“Oh my God, it’s a cent price today!” shoppers shouted before the doors opened at 5:00 a.m. on the last Saturday of November in 2011. The retailer that triggered that frenzy had recently entered liquidation.
The Friday after Thanksgiving, now called Black Friday, was in trouble.
Here were cash-strapped shoppers, armed with demand, tricked-out four-door Chevys and expensive Macbooks, who had not heeded calls to buy Christmas presents earlier in the year and were now searching for bargains. For the first time in the history of Black Friday, this bounty, this whoop, was showing signs of spilling over into full-out retail pandemonium.
Yet Black Friday has been saved from — and made America’s busiest shopping day the third-busiest day of the year.
That’s the takeaway from a new study by BDO Seidman LLP, a business advisory firm.
It has been more than 50 years since Black Friday emerged as a retail phenomenon. When we talk about the “shopping holidays,” we’re actually talking about three shopping days: Nov. 25, Nov. 27 and Dec. 24. And, the BDO study found, 55% of shoppers plan to be in the store on Black Friday this year.
Experts note that “Black Friday” started as Black Monday.
During World War II, generals requested tons of oil to fuel their war efforts. So rather than wait for the oil, U.S. retailers stocked their shelves.
On Monday, the stores opened and brisk sales were recorded — but some were from customers who’d come in trying to buy consumer goods that were the price of a gas gallon or a hotdog. Others bought things they might not have otherwise needed, but there was money in the store anyway.
It’s the history of that kind of hoarding that we need to consider as we eye the battles of bargains once again, said Ezra Welsch, a professor of consumer and retail marketing at Bowling Green State University.
“People came to stores after they had a hard time in their everyday lives. They came because there was bread, there was clothing, there was food, there was toys,” Welsch said.
Retailers encouraged shopping because it “got the day,” he said. “And the retailer got a chance to assess their place on the market and gain some insight, get some promotion out of it and sometimes profit — sometimes making money.”

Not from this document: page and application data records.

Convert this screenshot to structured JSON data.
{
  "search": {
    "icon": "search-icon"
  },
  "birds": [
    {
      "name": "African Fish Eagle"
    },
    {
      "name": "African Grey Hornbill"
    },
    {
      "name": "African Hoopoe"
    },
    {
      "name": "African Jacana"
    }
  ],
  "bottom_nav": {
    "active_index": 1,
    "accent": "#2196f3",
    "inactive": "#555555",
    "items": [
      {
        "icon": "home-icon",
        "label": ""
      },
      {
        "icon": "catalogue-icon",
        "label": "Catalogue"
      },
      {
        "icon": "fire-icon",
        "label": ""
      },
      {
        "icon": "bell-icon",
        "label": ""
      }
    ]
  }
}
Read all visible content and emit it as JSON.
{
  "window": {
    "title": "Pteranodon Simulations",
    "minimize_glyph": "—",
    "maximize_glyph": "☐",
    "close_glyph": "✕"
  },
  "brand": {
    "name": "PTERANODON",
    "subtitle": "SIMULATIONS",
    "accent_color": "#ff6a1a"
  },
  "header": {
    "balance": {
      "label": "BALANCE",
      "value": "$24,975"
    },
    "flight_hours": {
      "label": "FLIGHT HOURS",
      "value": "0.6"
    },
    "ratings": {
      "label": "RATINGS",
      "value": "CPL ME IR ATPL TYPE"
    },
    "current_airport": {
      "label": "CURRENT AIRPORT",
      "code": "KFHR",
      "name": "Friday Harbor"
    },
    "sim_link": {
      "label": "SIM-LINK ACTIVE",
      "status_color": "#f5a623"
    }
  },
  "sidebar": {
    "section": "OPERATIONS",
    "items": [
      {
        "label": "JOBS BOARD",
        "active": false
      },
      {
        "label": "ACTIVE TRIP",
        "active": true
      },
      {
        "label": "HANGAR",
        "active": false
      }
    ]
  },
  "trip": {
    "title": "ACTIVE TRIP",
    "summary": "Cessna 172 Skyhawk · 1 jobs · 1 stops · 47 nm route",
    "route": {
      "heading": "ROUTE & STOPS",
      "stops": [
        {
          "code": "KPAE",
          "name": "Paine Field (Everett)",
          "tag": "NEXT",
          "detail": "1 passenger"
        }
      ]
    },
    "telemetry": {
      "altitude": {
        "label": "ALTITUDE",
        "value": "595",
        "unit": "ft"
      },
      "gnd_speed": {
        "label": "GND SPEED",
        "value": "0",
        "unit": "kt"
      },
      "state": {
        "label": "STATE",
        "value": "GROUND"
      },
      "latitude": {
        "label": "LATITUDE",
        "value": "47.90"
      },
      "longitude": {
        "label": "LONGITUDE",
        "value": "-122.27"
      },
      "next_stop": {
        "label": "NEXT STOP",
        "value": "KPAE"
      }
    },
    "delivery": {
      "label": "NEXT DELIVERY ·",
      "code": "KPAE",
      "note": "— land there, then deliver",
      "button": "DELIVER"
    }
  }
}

You may remember the famous ad from 1955 for the Fuerte-Cokez chain of coffee shops. Two different characters, one a preacher and one a mystic, were watching the clock: The delivery of a coffee order would mean good news, which could bring out the spirit of Christmas. The plot thickened when the preacher cut in front of the mystic and was to receive a side order of gold.
The genie let the genie out of the bottle. Hoarding; early bargains; consumers abandoning shopping on the calendar for the moment of the savings: The next big Black Friday trend seems like it could fall into that basket of product-hoarding trends from the ’50s and ’60s.
“It’s one of the favorite motifs — “Whoops, I forgot about that sale, I’ll come back and get it.” That’s one of the oldest marketing texts,” Welsch said.
And, as it happened, Hoarding — when done well — brings buyers. In fact, the tradition has been used to, among other things, educate the masses about the good things we can have with just the right balance of willpower and money.
But “it did result in stores that are now starting at midnight or really early in the morning, starting deliveries on day one of the holiday,” Welsch said.
“That may have been because of the fact that Hoarding did produce some customers that were very loyal, very reliable, that would be coming back for years to come,” he said.
Finding that type of loyalty in Black Friday’s modern iteration — Black Friday stampedes? — may be tougher. When we talk about Black Friday, we’re really talking about a new, expanded retail day. BDO’s report says it will reach an estimated 75.8 million shoppers this year, a figure up 3% from the year before.